A new report published by Mencap and the Challenging Behaviour Foundation reveals the scale of the abuse and neglect of people with a learning disability at assessment and treatment centres like Winterbourne View.
‘Out of sight’ has been published by Mencap and The Challenging Behaviour Foundation. Since the Winterbourne View scandal, the two charities have received 260 reports from families who are concerned that loved ones with a learning disability are being neglected or abused in institutional-style care.
The joint report highlights a number of serious incidents reported by families, including physical assault, sexual abuse, withdrawal of food and water and the overuse of restraint by physical and medical means.
There are currently many hundreds of people with a learning disability living in institutions similar to Winterbourne View. In many cases, the units people live in are hundreds of miles from home, leaving them at particular risk of abuse and neglect. Although intended to provide short-tem specialist treatment, more than half of residents remain in assessment and treatment units for two years or more, and nearly a third stay for more than five years.

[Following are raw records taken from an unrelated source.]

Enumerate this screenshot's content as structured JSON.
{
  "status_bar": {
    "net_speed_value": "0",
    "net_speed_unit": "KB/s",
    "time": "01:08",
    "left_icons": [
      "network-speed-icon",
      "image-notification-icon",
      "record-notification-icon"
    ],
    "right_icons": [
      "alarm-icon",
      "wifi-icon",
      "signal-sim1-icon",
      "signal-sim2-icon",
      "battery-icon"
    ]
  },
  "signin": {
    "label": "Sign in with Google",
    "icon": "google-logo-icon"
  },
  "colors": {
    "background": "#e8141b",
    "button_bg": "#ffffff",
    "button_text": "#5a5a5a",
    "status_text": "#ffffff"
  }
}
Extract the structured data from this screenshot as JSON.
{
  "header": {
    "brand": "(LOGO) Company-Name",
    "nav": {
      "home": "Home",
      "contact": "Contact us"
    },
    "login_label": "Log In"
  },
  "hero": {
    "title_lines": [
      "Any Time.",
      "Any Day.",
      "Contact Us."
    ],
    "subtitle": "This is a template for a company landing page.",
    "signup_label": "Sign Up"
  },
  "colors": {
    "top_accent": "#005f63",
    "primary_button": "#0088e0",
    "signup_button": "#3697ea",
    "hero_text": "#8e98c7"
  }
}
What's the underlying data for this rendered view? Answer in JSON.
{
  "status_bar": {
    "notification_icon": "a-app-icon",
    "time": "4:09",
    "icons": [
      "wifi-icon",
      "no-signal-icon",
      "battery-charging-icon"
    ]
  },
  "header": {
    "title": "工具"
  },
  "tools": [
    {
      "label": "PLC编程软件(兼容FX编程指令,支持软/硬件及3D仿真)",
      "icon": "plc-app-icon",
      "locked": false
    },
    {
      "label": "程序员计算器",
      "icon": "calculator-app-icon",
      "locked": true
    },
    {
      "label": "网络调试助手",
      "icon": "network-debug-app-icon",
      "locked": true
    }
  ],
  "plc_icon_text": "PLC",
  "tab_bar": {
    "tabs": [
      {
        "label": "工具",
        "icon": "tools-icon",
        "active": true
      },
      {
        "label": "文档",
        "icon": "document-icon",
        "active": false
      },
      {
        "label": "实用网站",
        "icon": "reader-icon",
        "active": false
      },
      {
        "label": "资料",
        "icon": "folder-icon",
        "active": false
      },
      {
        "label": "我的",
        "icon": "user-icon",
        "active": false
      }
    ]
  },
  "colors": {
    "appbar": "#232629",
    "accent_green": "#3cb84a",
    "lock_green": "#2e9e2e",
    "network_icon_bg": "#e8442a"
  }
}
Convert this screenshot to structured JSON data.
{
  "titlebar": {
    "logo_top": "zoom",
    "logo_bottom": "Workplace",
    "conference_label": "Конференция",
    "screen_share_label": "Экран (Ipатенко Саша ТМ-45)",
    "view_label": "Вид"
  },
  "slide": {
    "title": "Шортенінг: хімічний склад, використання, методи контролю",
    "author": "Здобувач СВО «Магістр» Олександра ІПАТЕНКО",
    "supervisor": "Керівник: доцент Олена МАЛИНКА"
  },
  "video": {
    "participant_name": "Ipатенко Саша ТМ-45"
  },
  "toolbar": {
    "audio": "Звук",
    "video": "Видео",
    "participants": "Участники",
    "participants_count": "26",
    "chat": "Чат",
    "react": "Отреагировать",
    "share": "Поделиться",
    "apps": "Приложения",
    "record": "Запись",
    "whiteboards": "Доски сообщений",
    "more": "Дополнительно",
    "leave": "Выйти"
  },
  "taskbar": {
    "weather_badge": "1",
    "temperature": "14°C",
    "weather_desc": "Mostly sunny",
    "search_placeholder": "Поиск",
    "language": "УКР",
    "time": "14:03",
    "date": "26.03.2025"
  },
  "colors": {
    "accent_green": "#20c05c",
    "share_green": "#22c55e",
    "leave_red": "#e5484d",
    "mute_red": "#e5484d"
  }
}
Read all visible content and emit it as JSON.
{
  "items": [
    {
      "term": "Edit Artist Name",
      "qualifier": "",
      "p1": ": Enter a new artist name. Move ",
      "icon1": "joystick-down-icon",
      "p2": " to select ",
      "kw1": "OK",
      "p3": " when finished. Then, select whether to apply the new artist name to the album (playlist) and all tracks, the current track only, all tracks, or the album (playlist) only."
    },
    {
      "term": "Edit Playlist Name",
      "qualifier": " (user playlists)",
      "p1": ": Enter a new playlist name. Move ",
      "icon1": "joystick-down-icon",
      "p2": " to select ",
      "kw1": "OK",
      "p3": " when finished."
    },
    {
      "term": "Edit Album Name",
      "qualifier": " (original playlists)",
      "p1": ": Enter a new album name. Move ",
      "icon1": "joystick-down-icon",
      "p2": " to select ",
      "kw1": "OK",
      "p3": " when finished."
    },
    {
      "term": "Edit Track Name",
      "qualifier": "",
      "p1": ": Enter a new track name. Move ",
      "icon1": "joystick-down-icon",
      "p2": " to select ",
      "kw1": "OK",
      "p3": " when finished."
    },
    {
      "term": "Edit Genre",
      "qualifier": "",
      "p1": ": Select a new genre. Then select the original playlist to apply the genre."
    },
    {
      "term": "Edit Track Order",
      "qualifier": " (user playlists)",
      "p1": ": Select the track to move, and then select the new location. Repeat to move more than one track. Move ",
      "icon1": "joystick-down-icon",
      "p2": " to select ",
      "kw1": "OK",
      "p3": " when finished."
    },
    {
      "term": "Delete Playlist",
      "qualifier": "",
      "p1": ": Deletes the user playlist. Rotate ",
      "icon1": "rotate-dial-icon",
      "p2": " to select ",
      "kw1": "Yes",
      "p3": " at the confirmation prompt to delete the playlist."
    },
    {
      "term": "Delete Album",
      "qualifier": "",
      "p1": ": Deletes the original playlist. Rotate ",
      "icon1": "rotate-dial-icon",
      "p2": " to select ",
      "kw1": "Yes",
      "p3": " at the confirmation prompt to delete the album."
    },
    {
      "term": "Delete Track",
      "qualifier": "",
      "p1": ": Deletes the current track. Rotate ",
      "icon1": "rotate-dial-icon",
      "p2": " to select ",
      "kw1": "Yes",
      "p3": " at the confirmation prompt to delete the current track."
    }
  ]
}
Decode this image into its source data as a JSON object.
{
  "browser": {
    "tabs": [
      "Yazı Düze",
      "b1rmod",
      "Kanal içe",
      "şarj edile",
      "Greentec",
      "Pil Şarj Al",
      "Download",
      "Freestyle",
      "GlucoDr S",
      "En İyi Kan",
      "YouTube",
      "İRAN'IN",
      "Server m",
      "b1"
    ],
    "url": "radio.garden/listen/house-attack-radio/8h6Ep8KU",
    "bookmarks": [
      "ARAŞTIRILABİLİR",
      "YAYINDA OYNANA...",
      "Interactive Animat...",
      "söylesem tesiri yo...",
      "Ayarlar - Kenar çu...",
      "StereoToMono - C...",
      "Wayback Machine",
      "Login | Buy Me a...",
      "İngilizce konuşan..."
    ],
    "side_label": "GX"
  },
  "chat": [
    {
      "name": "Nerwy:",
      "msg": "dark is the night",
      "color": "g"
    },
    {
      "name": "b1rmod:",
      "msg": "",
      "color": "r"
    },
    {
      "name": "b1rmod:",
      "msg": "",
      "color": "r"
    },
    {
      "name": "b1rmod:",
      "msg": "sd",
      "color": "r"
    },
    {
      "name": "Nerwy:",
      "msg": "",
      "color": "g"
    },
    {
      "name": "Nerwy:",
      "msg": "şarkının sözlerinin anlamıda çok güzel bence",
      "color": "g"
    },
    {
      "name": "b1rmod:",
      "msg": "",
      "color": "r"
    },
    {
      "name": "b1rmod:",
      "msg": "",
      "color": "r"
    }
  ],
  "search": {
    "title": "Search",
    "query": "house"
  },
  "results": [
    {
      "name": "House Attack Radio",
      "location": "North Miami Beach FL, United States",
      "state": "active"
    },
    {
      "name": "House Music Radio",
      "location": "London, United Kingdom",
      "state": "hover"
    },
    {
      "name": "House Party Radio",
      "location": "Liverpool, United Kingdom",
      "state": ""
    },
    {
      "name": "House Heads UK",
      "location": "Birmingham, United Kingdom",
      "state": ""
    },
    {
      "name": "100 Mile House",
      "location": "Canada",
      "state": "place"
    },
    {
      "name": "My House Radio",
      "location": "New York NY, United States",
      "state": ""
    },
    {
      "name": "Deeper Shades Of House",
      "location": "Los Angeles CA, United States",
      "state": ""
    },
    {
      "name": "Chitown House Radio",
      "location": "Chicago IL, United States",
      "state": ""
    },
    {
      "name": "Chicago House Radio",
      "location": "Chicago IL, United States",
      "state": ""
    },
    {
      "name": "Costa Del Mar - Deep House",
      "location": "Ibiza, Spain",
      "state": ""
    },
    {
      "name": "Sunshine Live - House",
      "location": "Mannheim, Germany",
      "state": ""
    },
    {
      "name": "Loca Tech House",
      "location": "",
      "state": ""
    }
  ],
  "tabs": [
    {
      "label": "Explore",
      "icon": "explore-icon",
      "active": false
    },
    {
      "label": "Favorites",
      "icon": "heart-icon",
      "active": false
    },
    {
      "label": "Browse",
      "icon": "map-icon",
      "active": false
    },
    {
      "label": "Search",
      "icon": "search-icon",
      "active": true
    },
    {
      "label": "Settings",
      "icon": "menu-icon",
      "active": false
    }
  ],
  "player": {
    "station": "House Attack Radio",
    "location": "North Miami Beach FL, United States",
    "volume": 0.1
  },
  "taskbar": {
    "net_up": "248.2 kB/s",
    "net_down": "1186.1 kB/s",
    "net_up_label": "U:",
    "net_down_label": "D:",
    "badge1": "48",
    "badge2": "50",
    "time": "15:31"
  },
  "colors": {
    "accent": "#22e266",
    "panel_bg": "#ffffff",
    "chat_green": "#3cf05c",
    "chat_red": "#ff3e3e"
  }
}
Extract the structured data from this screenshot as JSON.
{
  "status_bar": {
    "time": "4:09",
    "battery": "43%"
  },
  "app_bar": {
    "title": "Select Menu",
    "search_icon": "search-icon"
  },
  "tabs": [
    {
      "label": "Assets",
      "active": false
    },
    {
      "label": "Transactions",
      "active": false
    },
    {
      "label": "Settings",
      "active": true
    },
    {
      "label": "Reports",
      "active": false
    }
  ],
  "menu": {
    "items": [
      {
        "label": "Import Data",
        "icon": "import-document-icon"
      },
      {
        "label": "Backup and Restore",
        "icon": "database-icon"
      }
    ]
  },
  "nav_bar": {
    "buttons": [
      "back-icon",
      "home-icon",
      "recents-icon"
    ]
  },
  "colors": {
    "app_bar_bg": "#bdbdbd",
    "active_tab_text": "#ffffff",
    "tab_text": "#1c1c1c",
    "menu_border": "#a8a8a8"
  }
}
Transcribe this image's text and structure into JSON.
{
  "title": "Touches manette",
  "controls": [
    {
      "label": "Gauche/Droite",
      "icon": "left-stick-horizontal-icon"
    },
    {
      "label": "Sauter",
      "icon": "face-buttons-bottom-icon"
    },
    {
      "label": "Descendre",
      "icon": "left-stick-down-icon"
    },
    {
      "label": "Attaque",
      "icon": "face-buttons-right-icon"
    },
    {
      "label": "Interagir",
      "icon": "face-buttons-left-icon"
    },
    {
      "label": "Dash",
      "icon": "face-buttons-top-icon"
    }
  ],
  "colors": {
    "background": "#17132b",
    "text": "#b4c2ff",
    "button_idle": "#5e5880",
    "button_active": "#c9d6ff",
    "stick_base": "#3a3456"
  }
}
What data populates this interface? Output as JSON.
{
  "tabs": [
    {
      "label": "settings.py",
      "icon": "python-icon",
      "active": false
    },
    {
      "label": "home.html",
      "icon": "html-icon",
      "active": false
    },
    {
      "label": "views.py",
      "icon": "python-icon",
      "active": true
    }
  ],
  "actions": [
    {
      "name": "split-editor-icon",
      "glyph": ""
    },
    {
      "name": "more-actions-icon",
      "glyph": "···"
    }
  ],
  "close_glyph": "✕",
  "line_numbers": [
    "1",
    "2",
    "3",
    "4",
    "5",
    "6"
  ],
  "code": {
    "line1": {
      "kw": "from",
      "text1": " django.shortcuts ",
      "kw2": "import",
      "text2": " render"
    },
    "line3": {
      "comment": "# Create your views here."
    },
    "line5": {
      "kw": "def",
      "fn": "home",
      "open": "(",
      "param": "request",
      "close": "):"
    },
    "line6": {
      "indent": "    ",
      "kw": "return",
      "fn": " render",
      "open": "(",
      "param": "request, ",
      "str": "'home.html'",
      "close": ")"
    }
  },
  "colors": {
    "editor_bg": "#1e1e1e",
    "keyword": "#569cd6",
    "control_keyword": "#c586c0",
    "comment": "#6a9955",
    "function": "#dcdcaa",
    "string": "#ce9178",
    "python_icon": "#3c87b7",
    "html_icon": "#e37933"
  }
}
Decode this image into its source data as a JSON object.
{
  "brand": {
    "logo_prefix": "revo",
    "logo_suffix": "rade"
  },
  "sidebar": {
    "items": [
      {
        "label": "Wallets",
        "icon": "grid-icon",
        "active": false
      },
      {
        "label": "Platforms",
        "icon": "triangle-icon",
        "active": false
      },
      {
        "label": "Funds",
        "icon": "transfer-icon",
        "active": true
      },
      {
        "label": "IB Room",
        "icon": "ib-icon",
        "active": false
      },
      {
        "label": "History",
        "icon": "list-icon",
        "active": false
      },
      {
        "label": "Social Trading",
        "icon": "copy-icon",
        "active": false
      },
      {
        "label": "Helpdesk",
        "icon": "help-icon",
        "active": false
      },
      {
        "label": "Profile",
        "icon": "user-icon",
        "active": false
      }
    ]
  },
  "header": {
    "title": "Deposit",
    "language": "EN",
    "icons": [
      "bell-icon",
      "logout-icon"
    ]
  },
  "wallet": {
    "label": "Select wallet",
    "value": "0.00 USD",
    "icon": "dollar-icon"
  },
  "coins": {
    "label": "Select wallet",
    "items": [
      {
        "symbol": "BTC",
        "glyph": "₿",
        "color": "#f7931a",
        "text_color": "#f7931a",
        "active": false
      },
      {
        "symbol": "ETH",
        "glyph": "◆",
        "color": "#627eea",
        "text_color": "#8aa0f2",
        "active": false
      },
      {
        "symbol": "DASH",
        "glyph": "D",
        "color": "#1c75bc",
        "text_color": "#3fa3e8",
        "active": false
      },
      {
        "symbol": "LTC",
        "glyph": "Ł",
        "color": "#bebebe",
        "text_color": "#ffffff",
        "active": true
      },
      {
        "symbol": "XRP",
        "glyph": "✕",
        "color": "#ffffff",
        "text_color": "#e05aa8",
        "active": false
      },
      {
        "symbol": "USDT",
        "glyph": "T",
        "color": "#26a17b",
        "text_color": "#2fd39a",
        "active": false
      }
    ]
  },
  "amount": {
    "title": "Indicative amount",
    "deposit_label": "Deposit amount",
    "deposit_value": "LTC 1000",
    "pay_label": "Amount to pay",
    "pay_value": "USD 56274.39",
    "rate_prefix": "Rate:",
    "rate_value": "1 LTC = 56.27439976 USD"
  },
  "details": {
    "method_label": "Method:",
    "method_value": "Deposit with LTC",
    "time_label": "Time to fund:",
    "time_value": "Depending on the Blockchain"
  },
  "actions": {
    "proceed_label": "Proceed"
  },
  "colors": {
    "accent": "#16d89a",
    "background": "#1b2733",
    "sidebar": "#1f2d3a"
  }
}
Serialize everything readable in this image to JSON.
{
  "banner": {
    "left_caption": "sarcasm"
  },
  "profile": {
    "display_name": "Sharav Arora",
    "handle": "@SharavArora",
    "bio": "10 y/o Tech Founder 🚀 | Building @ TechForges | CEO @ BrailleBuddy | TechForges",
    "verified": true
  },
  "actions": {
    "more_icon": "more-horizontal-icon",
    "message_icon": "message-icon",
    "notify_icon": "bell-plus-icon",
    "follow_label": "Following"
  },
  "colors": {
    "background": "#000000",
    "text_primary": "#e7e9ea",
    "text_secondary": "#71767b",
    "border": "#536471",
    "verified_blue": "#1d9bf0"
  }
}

Mark Goldring, Mencap’s chief executive, said: “We fear that unless the government commits to a strong action plan to close large institutions and develop appropriate local services for people with a learning disability, there is a very real risk that another Winterbourne View will come to light.”
Together, Mencap and the Challenging Behaviour Foundation are calling on the government to urgently address the systemic failings in the care of people with a learning disability, by closing large institutions and developing appropriate local services.
The Care Quality Commission’s recent inspection programme of 145 hospitals and care homes for people with a learning disability revealed that half of services failed to meet essential care and safeguarding standards.